The Wu has been busy releasing some decent albums as of late. Add this joint to your collection and remember this, Ghost is probably the only Wu member who could have pulled this off. Vegas Recommends….
I was listening to The Tavis Smiley Show on PRI (Public Radio International). To my surprise (or maybe not). I came across a segment featuring Brown University professor Tricia Rose and “her” opinion on the impact and status of hip-hop music. This was very interesting. VERY.
Here’s the brief synopsis of the segment:
“Hip Hop Wars
Brown University professor Tricia Rose sheds light on the continued evolution and relevance of hip hop with her new book, The Hip Hop Wars, What We Talk About When We Talk About Hip Hop – And Why It Matters. “
While I do agree with most of what Professor Rose has to say, I still feel there is a point being missed. There are these “hip-hop intellectuals” who have studied the art from top to bottom. These individuals seem to have a strong understanding of how hip-hop is portrayed in the eyes of the “mainstream” world.
The key is always in the artist who they “name drop”. Jay-Z, Ludacris, etc. They do not represent the culture as a whole. Their is so much more out there. These “hip-hop intellectuals” tend to research heavy in one particular area. Either there opinion is supplied by a deep understanding of underground artist (i.e. Doom, Aesop, Immortal Technique) or they deal with what’s in their faces (i.e. Jay-Z, 50 Cent, Soujah Boy).
Rap is ALL of these things. Professor Brown seems to be very knowledgeable of what hip-hop represents, but she tends to contradict that understanding in this interview. There are topics that we all want to hear in hip-hop (for better or worse). It’s no different from movies. There is a lot of fantasy involved.
Most records are BASED on a true story. What has become popular, should not become the blame of the fans who are entertained by it. The record industry recognizes this, and they focus their marketing/promotion resources on making the genre as popular as it can. That is, of course, until the $$$ runs out.
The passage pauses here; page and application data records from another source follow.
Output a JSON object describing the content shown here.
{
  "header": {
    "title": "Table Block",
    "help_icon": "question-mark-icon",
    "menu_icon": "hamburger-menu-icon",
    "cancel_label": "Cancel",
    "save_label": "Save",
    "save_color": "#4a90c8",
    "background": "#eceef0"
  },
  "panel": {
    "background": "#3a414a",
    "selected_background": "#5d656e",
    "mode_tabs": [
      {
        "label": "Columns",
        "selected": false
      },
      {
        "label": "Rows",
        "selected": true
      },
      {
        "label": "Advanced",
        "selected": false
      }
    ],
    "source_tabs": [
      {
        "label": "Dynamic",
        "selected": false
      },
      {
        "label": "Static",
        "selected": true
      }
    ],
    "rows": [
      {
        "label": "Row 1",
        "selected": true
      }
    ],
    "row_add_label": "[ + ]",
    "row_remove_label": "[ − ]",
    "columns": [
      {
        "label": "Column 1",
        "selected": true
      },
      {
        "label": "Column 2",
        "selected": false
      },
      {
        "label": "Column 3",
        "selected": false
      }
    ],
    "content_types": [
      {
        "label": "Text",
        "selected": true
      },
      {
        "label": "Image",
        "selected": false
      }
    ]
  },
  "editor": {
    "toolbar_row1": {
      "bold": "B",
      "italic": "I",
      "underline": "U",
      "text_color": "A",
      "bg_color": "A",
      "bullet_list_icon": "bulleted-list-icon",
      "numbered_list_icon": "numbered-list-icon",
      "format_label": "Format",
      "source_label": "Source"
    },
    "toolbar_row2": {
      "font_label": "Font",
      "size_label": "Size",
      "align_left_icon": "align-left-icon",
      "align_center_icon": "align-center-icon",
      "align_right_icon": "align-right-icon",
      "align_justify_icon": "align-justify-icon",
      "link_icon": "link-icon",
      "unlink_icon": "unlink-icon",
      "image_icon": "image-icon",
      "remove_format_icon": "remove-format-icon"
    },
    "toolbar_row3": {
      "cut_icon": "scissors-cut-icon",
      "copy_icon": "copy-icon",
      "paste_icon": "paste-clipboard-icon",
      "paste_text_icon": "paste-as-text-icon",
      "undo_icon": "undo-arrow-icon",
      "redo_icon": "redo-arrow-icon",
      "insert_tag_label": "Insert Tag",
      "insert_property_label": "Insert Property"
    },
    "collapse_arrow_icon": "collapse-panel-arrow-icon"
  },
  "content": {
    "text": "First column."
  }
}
I’m not sure if I care to read her book, but she does make some excellent points (for better or worse). And so I pass it off to you…
Click on the photo above to here a mix of my pending Internet Radio program. The mix contains the music only. A playlist is included as well. I may or may not host.
This program will be all out about the latest hip-hop joints out. This is that “get your tape deck ready” type of show. All the music will be DIRTY. Check it out and let me know if YOU would listen. Peace…
Watching that Biggie movie ‘Notorious‘ had me thinking about hip-hop today. There is a soul that’s missing. Ahk was on point with his previous comments. I watched the movie just thinking about the motivation of today’s hip-hop artist.
We all know one motivation is to make money. I’m not knocking that. Even Biggie was focused on that. In the movie ‘Notorious’ you could see how the excitement about Biggie was the lyrics and flow. The voice and style. The way he moved. His approach was one of aggression with slick word play.
Where is the passion for the craft today? Where is the sacrifice? Where is the heart? Everything written, recorded, and promoted is ultra heavy on the marketing. Being that we live in the information age, we can see the sales pitch coming a mile a way. It’s easy for a kat like me to hate Jim Jones’ “We Fly High (Ballin’)‘” , then turn around and love it. It was catchy and radio spins were off the hook.
Radio used to break new “talent”. Now they just break new “artist”. And I use that term loosely. Does today’s hip-hop artist value “being the best mc”? Do they hear a track and instantly think of radio and the club? Do they have a story to tell?
So many questions I have that can only be answered by time. What’s your motivation to listen?